The exhibition includes some of the famous casts of hollows in the ash made in the nineteenth century which revealed the forms of some of the dead citizens. These are quite moving when one sees them in reality. Even more poignant are skeletons from the more recent discoveries made in a boathouse on the foreshore of Pompeii where many people died hiding from the ashfall. The skeletons of huddled townsfolk, a soldier in his military equipment and a mother with her children are pretty tough to see even though one knows they died 2000 years ago. I did not photograph any of these because it felt rather trivialising to do so.
A gravestone showing an earlier earthquake


Pliny the Elder was the uncle of the author of the famous correspondance. P the E wrote the famous encyclopedia of natural history - which included human achievements - as well as many other works now lost to us. The exhibition has a nice projected video presentation which shows how the eruptions happened and repeats the long-since debunked (150 years..), but romantic, story that P the E, who was prefect of the fleet at Misenum, led a valiant rescue mission across the bay of Naples to Pompeii but was overwhelmed by the eruption.

Pliny to the rescue! (with oars and sails together...)

All the exhibits are staged in areas made to look like the interiors of Pompei, the harbourside, in the streets of the town or even under the descending ash cloud. All very atmospheric.


There are two sets of nautical exhibits. One is the story of the towns' marine trade activity and the other is the Egadi ram and its supporting material.


There are many wall paintings in the better houses of the towns and these often include seaside or harbour scenes. Good use is made of these as projected backgrounds for the sea-trade exhibition.

Ships come and ago across the wall. It is just a pity some of them are a little strange. There is a series of panels illustrating different types of merchant and war- ship and these are ok if rather unspecific.

This never sailed anywhere..
The exhibits themselves are excellent. Amphorae,.Various scattered goods shown as they lay on the seabed for recovery by archaeologists. An anchor stock. Bronze vessels and other objects add up to a display of high quality without being overpowering.

How to cook at sea.. a ceramic charcoal burner.


Two things grate with me about the exhibition.
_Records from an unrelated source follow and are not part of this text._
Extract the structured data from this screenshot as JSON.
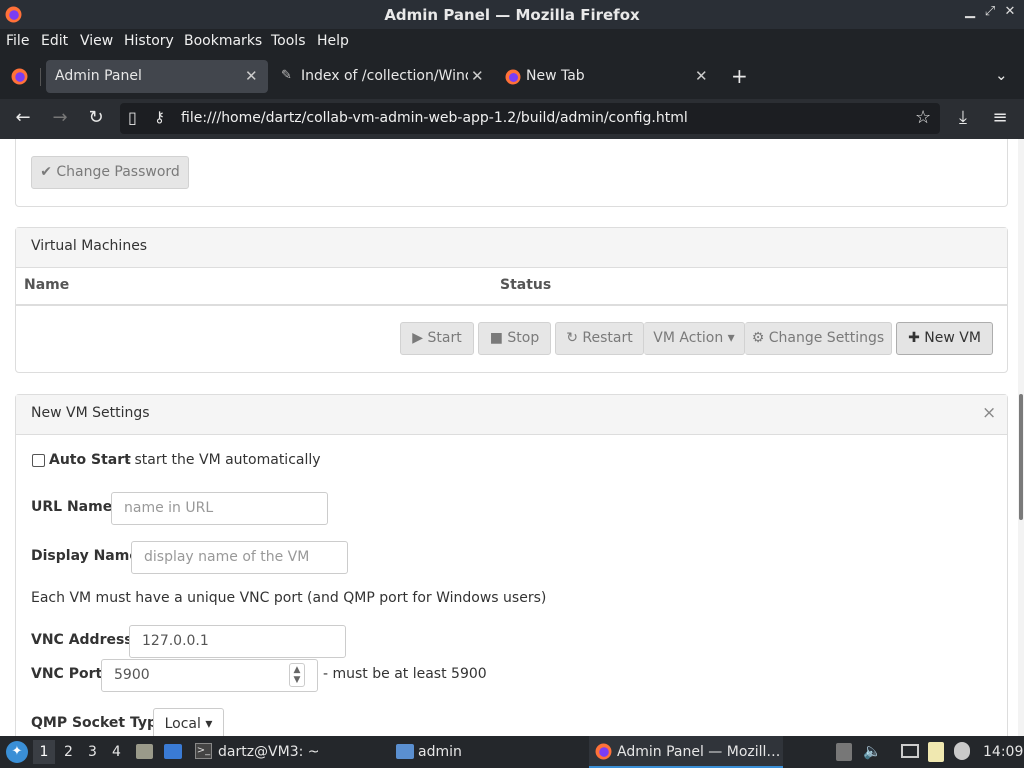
{
  "window": {
    "title": "Admin Panel — Mozilla Firefox"
  },
  "menu": [
    "File",
    "Edit",
    "View",
    "History",
    "Bookmarks",
    "Tools",
    "Help"
  ],
  "tabs": [
    {
      "label": "Admin Panel"
    },
    {
      "label": "Index of /collection/Windo"
    },
    {
      "label": "New Tab"
    }
  ],
  "nav": {
    "url": "file:///home/dartz/collab-vm-admin-web-app-1.2/build/admin/config.html"
  },
  "page": {
    "change_password": "✔ Change Password",
    "vms_heading": "Virtual Machines",
    "col_name": "Name",
    "col_status": "Status",
    "buttons": {
      "start": "▶ Start",
      "stop": "■ Stop",
      "restart": "↻ Restart",
      "vm_action": "VM Action ▾",
      "change_settings": "⚙ Change Settings",
      "new_vm": "✚ New VM"
    },
    "new_vm_heading": "New VM Settings",
    "close": "×",
    "auto_start_label": "Auto Start",
    "auto_start_desc": " - start the VM automatically",
    "url_name_label": "URL Name:",
    "url_name_placeholder": "name in URL",
    "display_name_label": "Display Name:",
    "display_name_placeholder": "display name of the VM",
    "vnc_note": "Each VM must have a unique VNC port (and QMP port for Windows users)",
    "vnc_address_label": "VNC Address:",
    "vnc_address_value": "127.0.0.1",
    "vnc_port_label": "VNC Port:",
    "vnc_port_value": "5900",
    "vnc_port_note": "- must be at least 5900",
    "qmp_label": "QMP Socket Type:",
    "qmp_value": "Local ▾"
  },
  "taskbar": {
    "workspaces": [
      "1",
      "2",
      "3",
      "4"
    ],
    "terminal": "dartz@VM3: ~",
    "files": "admin",
    "firefox": "Admin Panel — Mozill…",
    "clock": "14:09"
  },
  "colors": {
    "chrome_dark": "#202327",
    "panel_heading": "#f5f5f5"
  }
}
Two things which are hard to get away from in today's museums.

Visitors today are not expected to want to know anything beyond all but the most basic information about exhibits. A memorial inscription for a naval officer is here.... but without a translation. Famous mural fragments are shown, again without much information or explanation. I think the supposed dumbing-down of the public is also a function of reduced expectations by museums.OK we should buy the expensive book of the exhibition but isn't the job of the museum to inform? Educate even ? - while we are in the museum, not reading a book at home.
At least, with a travelling exhibition one can excuse the modern trend for omission of aquisition numbers or precise find locations.

Second, is the disease of today's humanities. References to defunct modern concepts of multiculture and globalism do not belong in discussion of the Roman world. The Romans did not go into the world seeking to be absorbed and enchanted  by all the quaint local tribes and customs they encountered. THEY CONQUERED THEM ! They tolerated local and personal custom and religion but to get on in the Roman Empire you had to adopt the prevailing customes and mores. ASK THE JEWS! ASK THE EARLY CHRISTIANS ! The empire plastered baths complexes all the way from mountain tops in Cumbria to the deserts of Arabia. Roman military boots trod in the faces of Scots, Mauretanians and Armenians. They made no distinction if you went against the status quo. Tolerance was in short supply. Lucan died for quoting Nero whilst on the bog for goodeness sake! The confusion between globalism and imperialism would be laughable if it was not so disingenuously done. Well, in Roman times everyone got along from one end of the globe to the other, surely we can do so again ? Pilae!

Tiffin break !

The maritime Pars Secunda...

Monday 6 July 2020

Fast Falls the Eventide...

Coming soon. To a blog near you.